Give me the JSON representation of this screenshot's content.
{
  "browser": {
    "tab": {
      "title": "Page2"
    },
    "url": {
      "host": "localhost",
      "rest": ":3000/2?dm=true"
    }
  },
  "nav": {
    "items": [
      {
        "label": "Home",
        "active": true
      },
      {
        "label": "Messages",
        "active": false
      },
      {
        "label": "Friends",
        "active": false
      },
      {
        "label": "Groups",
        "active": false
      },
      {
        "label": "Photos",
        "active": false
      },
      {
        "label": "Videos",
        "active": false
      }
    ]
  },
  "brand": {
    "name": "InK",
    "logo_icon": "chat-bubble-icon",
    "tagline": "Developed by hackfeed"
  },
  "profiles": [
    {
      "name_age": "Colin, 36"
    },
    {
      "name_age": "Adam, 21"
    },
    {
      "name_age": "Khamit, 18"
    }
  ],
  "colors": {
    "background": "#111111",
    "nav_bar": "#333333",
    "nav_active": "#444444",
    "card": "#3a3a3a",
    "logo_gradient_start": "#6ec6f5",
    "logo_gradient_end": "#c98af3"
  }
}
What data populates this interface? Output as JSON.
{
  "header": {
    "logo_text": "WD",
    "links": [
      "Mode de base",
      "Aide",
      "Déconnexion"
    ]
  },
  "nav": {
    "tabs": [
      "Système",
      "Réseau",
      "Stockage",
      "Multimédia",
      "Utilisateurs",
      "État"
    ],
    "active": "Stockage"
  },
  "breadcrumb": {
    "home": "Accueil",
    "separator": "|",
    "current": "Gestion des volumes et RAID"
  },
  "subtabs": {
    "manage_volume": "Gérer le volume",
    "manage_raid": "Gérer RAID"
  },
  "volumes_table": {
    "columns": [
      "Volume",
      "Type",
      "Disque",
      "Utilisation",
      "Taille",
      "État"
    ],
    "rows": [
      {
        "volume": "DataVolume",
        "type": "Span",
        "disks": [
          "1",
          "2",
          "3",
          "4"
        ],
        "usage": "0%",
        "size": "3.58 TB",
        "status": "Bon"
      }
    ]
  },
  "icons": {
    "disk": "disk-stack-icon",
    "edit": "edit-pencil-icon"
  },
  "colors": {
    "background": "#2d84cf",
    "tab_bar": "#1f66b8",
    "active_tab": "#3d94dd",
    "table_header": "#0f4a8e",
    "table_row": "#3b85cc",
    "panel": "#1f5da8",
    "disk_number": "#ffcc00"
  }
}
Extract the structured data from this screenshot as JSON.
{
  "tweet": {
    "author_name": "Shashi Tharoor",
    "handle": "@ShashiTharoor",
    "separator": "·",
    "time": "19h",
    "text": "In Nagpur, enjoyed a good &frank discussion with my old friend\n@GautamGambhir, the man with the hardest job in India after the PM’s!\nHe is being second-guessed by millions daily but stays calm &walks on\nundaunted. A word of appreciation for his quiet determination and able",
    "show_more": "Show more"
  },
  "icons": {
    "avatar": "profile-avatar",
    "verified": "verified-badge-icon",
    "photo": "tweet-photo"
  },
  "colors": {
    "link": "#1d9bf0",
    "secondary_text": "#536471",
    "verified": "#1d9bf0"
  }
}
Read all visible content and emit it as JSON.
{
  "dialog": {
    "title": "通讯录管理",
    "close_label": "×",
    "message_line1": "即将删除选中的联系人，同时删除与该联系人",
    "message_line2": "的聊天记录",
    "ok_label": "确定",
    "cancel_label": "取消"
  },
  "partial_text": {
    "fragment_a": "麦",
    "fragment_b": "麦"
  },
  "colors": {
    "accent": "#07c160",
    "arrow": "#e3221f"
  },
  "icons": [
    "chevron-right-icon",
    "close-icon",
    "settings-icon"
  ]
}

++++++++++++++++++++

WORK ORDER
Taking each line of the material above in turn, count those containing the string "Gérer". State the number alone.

EXPECTED OUTPUT
2